“The true query is whether or not or not Fb has been disclosing a balanced image of the impression of this type of exercise to their traders,” he stated.
Senators appeared to be preparing to ask Facebook exactly that, with some reportedly suggesting an invite to CEO Mark Zuckerberg is coming subsequent, after an underwhelming performance last week by Antigone Davis, a lesser Facebook executive who is the head of global safety, in entrance of the identical committee.
As a substitute of in search of to justify its actions, Fb attacked the messenger Tuesday. A Fb govt referred to the data Haugen equipped to authorities and the media as “stolen” in a television interview, and the corporate issued a press release that sought to discredit Haugen, noting she labored on the firm for lower than two years, had no direct studies and didn’t take part in C-level govt conferences.
“We don’t agree along with her characterization of the numerous points she testified about,” Lena Pietsch, director of coverage communications, stated in a press release.
That sort of response shouldn’t be going to play nicely. Haugen was recommended by many senators in the course of the listening to for her bravery in coming ahead, and she or he has been roundly in contrast with Jeffrey Wigand, a former tobacco trade govt who blew the whistle on that trade’s manipulation of information on the addictive nature of nicotine and the harms of smoking cigarettes.
If Fb continues to go after a whistleblower and makes an attempt to evade the bigger questions on its actions, it might solely immediate lawmakers to make extra dramatic actions. Haugen’s testimony, as an example, might result in some real reform of Section 230, the regulation created in 1996 that shields web platform firms that publish third social gathering content material from litigation. Congress has been dithering for the final two years on taking any motion, as was famous by Sen. Amy Klobuchar (D., Minn.) in the course of the listening to.
“The time for motion is now,” she stated.
Earlier this yr, Rep. Tom Malinowski (D., N.J.) and Rep. Anna G. Eshoo (D., Calif.) reintroduced the Defending Individuals from Harmful Algorithms Act, laws to carry giant social-media platforms accountable for his or her algorithmic amplification of dangerous, radicalizing content material that results in offline violence. The invoice would take away the legal responsibility immunity for a platform if its algorithms amplify content material associated to interfering with civil rights and involving acts of worldwide terrorism. The earlier model of this invoice was launched a yr in the past and withered in Congress.
Fb might see extra ramifications past an SEC investigation and recharged legislators trying to set up new tips for the web. Shareholders may very well be subsequent, with class-action lawsuits alleging statements that had been deceptive to traders. Diamond additionally famous that prison legal responsibility may very well be one other potential problem, if an SEC investigation finds there have been willful violations of securities legal guidelines.

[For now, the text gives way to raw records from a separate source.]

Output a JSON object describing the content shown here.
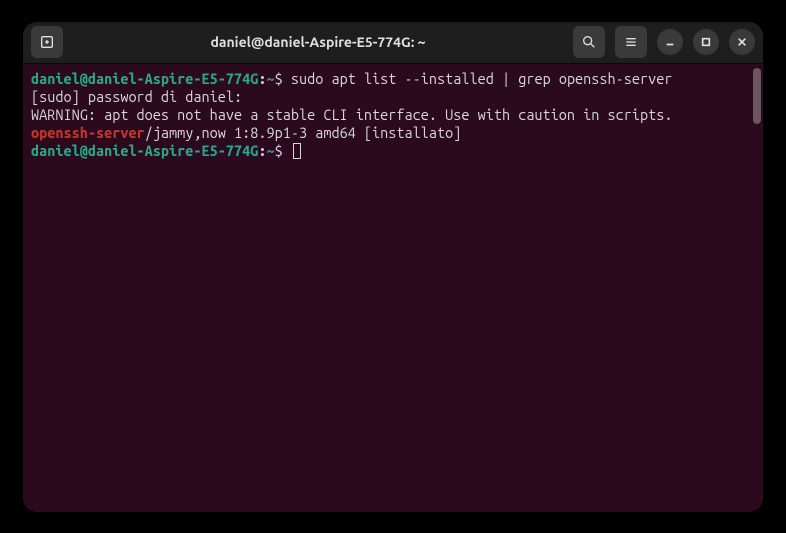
{
  "window": {
    "title": "daniel@daniel-Aspire-E5-774G: ~"
  },
  "terminal": {
    "prompt_user": "daniel@daniel-Aspire-E5-774G",
    "prompt_path": "~",
    "command1": "sudo apt list --installed | grep openssh-server",
    "sudo_prompt": "[sudo] password di daniel: ",
    "blank1": "",
    "warning": "WARNING: apt does not have a stable CLI interface. Use with caution in scripts.",
    "blank2": "",
    "match_pkg": "openssh-server",
    "match_rest": "/jammy,now 1:8.9p1-3 amd64 [installato]"
  }
}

The previous few years have produced wave after wave of destructive information about Fb, but nothing has struck to the company, which was price $1 trillion in market worth as just lately as two weeks in the past. Traders who’ve held on to the inventory all through the controversies ought to notice that this time, the corporate’s Teflon defend might lastly be cracking.
“There may be momentum right here that implies Fb has some severe points,” Diamond stated.
https://www.marketwatch.com/story/facebook-wont-get-in-trouble-for-putting-profit-over-people-but-that-is-far-from-the-only-issue-11633473727?rss=1&siteid=rss | Opinion: Fb gained’t get in hassle for placing revenue over individuals, however that’s removed from the one problem